<<<<

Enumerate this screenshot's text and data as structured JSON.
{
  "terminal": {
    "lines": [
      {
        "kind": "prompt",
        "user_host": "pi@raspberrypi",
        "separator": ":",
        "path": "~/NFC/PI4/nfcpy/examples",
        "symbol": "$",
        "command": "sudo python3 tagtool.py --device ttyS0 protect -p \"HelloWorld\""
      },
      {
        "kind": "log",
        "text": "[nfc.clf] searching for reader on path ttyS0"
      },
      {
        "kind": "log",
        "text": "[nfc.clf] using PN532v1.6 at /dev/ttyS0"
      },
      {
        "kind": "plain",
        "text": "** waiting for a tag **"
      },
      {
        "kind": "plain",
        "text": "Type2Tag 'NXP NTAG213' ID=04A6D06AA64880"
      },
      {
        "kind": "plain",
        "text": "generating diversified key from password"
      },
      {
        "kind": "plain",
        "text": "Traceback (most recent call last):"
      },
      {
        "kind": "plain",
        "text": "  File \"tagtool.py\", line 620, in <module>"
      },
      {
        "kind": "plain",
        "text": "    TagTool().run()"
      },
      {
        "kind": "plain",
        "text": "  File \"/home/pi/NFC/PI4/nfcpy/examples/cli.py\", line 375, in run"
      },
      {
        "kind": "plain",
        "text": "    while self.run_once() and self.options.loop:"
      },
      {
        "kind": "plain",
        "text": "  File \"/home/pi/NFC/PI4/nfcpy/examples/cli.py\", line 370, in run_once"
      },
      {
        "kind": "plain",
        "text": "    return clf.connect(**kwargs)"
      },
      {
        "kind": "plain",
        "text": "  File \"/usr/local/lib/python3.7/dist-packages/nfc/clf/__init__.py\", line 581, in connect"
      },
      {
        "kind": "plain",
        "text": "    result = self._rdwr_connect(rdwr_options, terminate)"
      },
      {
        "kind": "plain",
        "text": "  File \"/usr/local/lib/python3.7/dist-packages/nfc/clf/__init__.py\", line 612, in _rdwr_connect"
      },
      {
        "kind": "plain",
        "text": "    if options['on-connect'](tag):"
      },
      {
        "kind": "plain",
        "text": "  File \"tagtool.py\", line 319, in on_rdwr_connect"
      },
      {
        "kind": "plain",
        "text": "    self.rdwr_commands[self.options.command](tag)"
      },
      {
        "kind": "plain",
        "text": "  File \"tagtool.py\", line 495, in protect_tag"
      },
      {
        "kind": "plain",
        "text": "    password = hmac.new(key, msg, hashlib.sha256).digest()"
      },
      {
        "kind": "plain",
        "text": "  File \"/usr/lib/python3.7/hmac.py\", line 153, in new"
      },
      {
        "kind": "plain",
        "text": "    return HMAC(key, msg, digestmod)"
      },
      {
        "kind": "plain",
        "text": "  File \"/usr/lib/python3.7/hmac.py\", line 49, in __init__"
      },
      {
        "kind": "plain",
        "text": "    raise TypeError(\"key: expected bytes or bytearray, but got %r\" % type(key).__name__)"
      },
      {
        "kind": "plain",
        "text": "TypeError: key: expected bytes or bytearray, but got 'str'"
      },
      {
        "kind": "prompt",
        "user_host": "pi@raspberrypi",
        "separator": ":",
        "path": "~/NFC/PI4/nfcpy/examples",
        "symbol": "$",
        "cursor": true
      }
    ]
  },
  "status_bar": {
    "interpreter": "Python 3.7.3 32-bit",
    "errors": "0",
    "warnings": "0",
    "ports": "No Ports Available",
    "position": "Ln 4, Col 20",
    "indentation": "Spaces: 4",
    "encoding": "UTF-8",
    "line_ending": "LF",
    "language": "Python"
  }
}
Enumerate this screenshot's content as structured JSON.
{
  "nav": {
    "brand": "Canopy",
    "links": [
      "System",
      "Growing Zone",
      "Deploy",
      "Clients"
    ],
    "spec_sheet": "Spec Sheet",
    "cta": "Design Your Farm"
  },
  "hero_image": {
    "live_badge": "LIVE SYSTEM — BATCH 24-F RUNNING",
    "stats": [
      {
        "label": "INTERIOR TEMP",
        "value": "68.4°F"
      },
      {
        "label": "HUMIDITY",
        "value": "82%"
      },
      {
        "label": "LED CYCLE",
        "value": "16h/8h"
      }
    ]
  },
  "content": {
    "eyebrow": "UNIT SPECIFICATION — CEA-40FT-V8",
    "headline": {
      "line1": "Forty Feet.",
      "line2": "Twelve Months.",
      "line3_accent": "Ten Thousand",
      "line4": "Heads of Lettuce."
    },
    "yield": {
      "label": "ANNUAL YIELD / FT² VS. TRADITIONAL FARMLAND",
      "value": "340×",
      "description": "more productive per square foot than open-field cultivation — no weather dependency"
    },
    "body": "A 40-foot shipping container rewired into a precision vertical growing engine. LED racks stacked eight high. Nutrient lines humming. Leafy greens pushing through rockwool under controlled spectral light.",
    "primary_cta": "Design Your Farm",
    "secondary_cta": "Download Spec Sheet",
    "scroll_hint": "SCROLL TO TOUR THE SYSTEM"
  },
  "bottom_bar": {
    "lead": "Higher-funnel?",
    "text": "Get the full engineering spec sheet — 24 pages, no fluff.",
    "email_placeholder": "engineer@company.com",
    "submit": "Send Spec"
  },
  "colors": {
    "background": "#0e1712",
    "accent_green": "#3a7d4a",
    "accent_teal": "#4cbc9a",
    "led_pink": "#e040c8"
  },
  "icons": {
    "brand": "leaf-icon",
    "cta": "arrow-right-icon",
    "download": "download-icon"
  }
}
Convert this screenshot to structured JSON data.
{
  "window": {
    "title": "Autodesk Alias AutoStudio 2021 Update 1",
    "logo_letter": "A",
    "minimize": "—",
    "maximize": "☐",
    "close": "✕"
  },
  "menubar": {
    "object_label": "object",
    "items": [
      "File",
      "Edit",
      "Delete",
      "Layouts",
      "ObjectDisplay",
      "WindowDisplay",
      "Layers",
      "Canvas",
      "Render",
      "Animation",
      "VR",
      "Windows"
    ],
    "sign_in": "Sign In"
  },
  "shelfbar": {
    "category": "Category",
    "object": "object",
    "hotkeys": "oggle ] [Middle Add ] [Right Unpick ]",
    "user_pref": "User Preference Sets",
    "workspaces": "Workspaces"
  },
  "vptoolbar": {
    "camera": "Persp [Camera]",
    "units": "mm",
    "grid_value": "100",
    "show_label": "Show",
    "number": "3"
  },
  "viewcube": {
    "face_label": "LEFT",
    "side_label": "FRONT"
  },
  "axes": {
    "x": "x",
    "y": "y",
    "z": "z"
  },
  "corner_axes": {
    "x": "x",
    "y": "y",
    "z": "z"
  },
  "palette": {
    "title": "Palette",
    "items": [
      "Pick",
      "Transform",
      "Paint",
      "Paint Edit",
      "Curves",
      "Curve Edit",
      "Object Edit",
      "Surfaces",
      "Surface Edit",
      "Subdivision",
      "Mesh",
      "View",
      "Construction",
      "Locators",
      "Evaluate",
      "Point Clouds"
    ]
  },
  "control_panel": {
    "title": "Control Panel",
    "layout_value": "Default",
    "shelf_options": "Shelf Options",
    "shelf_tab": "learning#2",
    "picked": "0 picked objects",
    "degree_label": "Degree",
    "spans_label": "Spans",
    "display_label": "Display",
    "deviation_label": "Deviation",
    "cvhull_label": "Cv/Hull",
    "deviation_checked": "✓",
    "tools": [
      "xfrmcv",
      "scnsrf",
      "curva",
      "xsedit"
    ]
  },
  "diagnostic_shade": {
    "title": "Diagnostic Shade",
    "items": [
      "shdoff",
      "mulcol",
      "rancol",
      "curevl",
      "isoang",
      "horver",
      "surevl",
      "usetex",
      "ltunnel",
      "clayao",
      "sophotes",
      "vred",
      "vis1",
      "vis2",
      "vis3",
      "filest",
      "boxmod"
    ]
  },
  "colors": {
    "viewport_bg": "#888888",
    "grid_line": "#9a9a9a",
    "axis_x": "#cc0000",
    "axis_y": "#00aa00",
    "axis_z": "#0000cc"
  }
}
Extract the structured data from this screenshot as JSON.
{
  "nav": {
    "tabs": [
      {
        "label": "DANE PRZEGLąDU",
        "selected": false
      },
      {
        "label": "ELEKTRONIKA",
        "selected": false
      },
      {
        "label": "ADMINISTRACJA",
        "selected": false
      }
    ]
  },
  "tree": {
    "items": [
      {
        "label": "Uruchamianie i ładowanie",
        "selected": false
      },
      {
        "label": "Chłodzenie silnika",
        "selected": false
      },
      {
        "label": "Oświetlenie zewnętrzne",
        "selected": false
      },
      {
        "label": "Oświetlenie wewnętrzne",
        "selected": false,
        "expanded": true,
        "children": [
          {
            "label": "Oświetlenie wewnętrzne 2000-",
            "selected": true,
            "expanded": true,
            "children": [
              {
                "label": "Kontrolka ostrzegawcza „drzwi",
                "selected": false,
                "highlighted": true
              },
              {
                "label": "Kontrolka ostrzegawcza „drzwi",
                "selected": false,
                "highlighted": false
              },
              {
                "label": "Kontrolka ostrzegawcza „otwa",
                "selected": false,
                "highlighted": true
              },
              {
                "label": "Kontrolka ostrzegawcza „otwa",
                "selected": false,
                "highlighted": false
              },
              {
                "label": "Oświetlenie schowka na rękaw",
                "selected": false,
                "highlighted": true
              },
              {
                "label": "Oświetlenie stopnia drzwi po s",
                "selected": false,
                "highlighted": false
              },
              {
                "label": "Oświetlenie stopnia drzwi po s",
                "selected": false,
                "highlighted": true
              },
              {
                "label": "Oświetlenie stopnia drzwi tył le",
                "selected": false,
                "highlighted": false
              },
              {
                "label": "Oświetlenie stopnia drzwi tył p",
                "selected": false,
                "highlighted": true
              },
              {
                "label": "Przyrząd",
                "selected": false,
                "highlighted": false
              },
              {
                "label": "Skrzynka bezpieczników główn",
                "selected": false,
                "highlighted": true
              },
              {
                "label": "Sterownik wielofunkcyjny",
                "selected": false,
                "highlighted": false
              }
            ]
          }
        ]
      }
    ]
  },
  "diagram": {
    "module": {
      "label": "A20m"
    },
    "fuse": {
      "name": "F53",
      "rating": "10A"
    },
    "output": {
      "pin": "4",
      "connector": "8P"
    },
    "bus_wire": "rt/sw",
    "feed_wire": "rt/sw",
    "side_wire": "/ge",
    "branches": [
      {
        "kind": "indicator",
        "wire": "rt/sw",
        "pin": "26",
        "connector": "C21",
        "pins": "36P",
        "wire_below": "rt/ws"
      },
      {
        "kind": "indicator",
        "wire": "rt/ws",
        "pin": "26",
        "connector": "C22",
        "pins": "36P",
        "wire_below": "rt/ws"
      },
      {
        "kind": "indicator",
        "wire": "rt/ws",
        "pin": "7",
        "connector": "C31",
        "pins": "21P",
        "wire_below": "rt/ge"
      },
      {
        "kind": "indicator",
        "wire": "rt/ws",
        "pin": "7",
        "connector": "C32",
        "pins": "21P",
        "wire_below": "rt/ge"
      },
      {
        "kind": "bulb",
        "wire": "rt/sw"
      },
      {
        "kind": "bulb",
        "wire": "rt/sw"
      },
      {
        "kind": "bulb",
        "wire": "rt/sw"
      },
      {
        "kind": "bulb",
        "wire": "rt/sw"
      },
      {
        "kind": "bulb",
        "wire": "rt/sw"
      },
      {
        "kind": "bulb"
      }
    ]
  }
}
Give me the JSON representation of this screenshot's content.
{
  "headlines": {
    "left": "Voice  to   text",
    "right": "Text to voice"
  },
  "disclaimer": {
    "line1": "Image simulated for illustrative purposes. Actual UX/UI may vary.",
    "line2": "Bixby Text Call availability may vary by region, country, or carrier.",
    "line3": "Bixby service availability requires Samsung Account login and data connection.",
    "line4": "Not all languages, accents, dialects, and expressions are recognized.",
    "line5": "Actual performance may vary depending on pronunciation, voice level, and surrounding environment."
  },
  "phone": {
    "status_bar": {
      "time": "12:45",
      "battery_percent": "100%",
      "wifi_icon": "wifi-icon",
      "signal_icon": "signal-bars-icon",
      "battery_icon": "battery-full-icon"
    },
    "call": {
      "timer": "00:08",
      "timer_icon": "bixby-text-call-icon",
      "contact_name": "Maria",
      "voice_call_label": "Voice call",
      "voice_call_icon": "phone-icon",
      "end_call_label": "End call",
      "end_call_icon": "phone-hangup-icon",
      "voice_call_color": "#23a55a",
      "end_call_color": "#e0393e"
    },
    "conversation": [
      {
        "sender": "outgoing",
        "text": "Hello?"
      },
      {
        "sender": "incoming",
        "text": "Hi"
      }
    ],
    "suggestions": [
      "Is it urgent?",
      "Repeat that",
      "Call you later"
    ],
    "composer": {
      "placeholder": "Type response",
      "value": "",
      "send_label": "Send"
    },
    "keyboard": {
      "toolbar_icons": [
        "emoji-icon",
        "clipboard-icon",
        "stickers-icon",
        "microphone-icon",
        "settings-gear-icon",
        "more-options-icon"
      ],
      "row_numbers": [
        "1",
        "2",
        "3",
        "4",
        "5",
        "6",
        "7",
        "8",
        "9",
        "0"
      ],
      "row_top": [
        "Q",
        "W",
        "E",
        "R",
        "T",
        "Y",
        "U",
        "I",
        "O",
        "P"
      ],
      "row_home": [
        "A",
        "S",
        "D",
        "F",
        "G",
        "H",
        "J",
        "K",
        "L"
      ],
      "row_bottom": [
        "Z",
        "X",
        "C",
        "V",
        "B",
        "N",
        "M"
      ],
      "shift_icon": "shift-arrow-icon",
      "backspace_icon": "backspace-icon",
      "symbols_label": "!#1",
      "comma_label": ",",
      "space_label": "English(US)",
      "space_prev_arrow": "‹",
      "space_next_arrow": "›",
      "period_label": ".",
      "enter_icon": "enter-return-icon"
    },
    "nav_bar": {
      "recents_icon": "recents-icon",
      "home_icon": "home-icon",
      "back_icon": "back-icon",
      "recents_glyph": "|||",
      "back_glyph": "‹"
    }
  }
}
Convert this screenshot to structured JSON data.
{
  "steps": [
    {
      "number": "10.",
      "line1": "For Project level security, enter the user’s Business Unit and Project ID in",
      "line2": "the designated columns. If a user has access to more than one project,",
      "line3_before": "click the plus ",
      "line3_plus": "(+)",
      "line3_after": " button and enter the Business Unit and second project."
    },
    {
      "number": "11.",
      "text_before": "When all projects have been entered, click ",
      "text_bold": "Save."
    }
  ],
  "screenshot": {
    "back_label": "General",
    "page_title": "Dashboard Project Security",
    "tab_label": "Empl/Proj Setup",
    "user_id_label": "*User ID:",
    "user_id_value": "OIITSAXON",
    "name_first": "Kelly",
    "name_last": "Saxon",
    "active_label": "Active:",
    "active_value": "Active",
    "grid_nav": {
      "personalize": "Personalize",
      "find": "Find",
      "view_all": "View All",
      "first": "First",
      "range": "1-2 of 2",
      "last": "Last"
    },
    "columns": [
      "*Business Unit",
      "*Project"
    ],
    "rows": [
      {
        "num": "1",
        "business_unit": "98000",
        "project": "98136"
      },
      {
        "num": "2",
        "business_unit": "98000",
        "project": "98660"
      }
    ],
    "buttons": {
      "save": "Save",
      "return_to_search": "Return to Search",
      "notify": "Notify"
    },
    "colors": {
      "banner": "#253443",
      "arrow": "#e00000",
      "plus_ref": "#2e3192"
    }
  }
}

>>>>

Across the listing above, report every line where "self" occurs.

# [Answer box]
        "text": "    while self.run_once() and self.options.loop:"
        "text": "    result = self._rdwr_connect(rdwr_options, terminate)"
        "text": "    self.rdwr_commands[self.options.command](tag)"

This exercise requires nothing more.